### Records shown

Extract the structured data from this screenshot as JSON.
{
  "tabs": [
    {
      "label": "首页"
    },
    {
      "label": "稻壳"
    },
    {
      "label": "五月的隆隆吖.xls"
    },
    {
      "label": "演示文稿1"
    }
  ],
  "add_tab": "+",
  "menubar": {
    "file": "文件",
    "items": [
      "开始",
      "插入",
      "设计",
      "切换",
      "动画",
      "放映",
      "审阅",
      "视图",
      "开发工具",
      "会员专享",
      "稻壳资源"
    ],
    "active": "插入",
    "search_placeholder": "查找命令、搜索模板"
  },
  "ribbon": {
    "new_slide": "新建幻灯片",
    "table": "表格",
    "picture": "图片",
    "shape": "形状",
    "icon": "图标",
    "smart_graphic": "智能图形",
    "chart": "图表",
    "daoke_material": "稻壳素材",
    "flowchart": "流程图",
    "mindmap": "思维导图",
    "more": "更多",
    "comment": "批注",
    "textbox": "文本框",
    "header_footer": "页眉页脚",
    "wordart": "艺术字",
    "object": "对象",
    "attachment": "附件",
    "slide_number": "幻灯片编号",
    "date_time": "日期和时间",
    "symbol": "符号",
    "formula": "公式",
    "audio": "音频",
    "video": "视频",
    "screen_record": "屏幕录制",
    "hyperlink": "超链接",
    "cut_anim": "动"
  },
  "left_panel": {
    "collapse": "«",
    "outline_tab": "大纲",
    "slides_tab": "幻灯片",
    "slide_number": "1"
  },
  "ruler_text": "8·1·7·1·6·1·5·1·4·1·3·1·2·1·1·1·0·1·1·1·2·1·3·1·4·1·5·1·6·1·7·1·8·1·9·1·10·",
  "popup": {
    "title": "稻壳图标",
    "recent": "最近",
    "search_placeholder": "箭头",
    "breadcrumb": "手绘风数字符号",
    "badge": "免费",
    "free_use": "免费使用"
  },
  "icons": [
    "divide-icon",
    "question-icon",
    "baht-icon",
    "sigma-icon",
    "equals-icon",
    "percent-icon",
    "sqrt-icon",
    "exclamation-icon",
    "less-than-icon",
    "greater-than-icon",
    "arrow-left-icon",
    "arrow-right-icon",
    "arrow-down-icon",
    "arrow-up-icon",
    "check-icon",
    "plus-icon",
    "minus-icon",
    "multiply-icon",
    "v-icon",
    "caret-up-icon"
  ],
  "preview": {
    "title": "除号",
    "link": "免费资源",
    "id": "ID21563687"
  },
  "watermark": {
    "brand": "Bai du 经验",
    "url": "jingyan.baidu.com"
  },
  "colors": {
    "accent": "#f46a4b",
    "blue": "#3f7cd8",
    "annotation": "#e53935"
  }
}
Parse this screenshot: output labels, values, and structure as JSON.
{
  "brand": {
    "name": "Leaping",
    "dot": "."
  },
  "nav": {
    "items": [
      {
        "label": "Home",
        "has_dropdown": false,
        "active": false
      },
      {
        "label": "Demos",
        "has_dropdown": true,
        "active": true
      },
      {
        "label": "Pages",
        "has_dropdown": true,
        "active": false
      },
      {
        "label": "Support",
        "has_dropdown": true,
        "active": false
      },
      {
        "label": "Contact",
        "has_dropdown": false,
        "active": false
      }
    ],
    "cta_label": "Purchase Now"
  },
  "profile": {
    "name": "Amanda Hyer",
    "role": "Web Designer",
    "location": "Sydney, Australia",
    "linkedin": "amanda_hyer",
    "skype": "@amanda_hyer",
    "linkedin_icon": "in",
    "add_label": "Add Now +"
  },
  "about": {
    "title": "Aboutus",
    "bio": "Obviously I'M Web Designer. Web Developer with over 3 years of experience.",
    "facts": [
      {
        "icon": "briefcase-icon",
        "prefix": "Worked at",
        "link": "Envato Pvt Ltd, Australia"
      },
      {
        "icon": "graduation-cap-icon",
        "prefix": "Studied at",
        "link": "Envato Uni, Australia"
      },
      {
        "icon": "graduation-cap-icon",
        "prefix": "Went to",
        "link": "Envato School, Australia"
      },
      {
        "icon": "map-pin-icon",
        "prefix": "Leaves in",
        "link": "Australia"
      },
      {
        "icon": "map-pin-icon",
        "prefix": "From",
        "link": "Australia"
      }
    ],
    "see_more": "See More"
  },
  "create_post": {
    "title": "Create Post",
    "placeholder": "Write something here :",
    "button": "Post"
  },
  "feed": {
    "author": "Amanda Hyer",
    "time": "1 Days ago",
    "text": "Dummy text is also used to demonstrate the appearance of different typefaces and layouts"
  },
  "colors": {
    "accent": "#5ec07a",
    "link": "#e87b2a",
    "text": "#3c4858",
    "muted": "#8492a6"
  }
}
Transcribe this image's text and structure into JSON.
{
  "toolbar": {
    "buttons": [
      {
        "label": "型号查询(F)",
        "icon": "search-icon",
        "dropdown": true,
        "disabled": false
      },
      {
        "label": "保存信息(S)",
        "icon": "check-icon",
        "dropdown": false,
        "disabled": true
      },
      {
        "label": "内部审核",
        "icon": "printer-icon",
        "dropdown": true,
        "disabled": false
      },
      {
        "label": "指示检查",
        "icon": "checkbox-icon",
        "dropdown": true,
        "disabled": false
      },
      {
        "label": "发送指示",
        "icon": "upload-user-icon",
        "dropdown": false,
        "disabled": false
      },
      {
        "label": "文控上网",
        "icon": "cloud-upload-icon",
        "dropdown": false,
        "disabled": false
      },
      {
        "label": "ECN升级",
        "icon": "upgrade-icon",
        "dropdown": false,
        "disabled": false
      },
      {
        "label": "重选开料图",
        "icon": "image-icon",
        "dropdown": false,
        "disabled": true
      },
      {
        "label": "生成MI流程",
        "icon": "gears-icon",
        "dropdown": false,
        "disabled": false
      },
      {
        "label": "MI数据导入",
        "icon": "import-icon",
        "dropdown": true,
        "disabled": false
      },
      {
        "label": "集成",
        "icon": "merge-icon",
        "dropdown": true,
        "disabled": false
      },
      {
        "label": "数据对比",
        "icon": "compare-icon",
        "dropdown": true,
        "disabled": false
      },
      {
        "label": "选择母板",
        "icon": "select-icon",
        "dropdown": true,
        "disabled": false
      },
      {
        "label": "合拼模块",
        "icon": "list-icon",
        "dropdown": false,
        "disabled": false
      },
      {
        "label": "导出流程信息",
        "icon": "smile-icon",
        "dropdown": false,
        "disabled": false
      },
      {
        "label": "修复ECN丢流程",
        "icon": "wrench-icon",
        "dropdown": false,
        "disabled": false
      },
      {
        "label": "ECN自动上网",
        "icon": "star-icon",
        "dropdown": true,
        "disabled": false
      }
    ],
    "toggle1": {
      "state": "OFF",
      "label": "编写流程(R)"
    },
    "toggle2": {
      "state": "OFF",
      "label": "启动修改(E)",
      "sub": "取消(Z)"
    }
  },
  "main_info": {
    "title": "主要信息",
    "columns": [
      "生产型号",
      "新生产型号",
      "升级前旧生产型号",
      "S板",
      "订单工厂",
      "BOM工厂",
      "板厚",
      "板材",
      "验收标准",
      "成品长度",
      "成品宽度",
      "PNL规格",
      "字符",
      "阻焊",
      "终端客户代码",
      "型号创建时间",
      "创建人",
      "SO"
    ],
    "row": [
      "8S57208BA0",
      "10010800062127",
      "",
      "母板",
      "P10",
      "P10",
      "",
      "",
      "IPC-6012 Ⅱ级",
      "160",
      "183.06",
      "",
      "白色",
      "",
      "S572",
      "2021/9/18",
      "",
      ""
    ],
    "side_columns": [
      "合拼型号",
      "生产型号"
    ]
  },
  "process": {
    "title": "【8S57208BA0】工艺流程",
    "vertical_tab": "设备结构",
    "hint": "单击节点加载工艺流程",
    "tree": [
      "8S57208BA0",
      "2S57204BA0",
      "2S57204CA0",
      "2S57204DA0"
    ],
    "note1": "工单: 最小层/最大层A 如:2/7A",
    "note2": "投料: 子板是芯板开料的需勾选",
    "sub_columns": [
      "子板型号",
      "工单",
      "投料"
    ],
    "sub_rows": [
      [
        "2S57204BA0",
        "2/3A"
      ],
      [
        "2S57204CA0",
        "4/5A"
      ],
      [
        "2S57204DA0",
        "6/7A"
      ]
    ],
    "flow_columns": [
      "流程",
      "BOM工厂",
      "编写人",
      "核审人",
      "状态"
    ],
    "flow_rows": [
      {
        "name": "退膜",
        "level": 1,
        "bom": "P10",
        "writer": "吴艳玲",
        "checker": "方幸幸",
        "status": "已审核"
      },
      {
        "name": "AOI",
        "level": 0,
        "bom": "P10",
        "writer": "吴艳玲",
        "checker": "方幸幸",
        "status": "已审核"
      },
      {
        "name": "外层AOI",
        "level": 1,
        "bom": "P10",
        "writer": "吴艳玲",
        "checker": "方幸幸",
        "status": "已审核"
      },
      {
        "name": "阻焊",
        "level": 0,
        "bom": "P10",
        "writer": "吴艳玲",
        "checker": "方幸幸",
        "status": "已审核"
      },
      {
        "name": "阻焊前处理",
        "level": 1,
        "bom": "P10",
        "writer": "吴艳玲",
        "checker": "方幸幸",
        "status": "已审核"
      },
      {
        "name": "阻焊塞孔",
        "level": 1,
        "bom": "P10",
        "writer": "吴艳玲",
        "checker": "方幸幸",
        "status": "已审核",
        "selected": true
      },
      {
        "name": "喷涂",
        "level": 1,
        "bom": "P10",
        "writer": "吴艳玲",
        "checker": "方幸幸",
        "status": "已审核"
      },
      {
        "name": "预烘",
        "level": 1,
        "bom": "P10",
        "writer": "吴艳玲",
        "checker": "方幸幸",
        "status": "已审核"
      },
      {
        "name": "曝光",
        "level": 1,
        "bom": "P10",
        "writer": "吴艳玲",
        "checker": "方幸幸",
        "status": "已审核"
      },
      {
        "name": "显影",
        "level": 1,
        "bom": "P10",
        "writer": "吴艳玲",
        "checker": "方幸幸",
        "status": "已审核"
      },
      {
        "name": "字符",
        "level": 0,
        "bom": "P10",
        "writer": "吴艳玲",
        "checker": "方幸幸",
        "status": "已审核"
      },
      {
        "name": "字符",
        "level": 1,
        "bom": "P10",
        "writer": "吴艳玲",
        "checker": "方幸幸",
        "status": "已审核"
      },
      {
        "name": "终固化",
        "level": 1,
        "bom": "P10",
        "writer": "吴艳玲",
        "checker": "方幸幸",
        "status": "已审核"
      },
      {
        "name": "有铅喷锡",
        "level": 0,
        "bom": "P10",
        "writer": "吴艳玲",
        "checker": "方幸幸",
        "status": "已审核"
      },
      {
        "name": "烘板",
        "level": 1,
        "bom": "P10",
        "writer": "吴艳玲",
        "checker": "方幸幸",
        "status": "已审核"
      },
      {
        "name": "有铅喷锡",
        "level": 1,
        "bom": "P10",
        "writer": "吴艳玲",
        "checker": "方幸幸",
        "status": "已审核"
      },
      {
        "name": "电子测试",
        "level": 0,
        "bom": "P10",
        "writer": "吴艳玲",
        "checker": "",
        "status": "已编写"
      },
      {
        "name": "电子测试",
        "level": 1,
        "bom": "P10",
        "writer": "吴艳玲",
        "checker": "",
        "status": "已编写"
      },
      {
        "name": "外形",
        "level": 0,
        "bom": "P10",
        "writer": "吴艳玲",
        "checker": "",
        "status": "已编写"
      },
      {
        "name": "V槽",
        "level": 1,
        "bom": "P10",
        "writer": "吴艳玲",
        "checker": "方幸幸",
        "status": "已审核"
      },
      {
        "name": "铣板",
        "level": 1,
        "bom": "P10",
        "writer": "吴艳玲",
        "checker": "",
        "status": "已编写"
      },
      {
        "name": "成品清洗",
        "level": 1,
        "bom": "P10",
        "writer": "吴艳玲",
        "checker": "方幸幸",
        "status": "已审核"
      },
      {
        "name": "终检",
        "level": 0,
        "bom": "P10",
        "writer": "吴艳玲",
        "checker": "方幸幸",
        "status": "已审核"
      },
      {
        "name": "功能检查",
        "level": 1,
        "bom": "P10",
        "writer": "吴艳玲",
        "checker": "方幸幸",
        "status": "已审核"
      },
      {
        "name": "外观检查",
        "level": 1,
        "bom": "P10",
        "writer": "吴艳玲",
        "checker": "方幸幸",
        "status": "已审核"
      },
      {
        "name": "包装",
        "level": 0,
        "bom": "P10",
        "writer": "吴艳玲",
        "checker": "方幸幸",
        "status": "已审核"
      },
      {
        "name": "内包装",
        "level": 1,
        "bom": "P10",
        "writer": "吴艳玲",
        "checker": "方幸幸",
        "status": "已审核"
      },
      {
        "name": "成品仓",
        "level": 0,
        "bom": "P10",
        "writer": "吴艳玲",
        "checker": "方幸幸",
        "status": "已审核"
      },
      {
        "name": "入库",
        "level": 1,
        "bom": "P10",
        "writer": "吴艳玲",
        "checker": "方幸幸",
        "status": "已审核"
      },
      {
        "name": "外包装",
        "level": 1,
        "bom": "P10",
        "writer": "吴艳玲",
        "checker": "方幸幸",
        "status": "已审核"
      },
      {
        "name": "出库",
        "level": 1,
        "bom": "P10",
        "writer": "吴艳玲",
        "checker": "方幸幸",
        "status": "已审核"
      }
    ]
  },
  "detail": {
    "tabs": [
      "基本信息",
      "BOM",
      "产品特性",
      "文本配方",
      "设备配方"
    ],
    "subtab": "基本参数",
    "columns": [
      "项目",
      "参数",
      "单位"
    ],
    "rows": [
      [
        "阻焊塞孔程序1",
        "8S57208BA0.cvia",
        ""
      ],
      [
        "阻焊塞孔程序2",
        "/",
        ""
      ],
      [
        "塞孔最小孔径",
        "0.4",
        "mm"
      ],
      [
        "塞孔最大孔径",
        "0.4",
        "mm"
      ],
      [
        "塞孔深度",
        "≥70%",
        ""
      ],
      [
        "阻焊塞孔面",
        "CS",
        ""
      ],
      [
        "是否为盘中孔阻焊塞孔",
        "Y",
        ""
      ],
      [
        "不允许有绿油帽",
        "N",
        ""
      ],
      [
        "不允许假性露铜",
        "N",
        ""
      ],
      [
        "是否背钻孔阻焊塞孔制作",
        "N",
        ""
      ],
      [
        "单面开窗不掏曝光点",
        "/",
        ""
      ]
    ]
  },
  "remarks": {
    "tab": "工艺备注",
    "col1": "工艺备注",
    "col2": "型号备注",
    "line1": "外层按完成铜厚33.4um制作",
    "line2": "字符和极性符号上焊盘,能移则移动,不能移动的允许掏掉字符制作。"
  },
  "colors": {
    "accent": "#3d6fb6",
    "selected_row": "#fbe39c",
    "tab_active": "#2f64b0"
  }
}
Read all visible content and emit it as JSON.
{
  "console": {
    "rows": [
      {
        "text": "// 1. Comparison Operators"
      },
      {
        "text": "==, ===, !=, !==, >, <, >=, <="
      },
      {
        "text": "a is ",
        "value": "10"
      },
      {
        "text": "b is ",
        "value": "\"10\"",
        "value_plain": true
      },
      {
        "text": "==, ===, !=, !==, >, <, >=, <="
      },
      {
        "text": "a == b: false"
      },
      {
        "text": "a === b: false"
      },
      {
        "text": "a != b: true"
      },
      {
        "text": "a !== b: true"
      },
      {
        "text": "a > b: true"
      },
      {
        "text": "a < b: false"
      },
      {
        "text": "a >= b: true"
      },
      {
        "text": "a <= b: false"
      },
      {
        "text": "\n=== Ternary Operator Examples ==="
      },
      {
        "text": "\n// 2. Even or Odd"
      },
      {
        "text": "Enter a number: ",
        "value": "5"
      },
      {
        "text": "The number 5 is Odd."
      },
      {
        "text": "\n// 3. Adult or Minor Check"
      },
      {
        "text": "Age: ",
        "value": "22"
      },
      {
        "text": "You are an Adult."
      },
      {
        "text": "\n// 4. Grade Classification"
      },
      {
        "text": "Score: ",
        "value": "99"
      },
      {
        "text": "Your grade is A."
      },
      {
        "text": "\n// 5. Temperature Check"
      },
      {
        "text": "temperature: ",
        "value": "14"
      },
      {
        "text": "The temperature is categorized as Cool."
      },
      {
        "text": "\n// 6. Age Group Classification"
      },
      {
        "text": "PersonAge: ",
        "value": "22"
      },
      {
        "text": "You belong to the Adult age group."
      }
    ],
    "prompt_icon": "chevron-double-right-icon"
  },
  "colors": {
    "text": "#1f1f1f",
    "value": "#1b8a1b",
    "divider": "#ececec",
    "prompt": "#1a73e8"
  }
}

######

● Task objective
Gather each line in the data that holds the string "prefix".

● Answer for this exercise
        "prefix": "Worked at",
        "prefix": "Studied at",
        "prefix": "Went to",
        "prefix": "Leaves in",
        "prefix": "From",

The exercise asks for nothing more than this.